*** Opening of DATASET RECORDS ***

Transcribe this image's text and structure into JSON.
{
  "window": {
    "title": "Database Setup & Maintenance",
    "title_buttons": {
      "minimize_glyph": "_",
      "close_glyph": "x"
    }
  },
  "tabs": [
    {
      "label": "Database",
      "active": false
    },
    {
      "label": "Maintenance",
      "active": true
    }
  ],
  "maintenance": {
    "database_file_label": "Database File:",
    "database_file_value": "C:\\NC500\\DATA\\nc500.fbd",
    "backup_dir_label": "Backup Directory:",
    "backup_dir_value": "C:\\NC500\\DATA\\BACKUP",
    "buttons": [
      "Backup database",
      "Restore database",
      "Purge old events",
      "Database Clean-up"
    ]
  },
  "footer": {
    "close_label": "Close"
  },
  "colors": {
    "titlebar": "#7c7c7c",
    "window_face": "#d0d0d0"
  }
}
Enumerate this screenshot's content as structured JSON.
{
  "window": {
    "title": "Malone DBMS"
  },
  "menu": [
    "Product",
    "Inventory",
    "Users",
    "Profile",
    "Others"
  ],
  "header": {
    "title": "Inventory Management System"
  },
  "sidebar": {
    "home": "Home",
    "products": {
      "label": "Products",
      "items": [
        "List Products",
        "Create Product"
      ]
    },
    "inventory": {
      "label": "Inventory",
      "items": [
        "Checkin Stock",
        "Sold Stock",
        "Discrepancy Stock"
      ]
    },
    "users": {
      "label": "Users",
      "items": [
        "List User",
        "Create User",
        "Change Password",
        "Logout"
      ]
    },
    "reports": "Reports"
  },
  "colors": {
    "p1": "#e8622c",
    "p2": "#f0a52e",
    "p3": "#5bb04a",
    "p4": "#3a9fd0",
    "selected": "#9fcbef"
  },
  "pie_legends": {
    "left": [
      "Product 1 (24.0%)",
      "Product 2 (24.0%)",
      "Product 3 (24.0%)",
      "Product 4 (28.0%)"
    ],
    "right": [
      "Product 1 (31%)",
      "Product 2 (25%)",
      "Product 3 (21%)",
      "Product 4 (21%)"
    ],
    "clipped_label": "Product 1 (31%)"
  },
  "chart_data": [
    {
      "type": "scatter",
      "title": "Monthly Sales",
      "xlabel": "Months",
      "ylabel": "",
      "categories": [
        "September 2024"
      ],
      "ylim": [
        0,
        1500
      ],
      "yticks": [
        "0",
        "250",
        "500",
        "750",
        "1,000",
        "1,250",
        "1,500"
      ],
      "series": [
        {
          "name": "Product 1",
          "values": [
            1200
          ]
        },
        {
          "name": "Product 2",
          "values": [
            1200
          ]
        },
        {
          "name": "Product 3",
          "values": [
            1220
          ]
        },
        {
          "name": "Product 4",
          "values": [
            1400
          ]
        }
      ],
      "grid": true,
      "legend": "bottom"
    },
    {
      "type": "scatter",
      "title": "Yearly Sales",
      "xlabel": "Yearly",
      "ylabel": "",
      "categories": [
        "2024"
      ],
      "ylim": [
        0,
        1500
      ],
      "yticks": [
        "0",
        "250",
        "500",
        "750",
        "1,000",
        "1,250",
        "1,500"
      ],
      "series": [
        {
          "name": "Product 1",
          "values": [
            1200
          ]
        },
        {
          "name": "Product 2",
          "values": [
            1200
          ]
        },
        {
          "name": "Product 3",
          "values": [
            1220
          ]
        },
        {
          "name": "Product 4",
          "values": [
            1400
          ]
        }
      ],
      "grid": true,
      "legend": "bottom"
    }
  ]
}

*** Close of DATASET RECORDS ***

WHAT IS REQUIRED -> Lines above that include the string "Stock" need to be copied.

RESPONSE AREA ->
        "Checkin Stock",
        "Sold Stock",
        "Discrepancy Stock"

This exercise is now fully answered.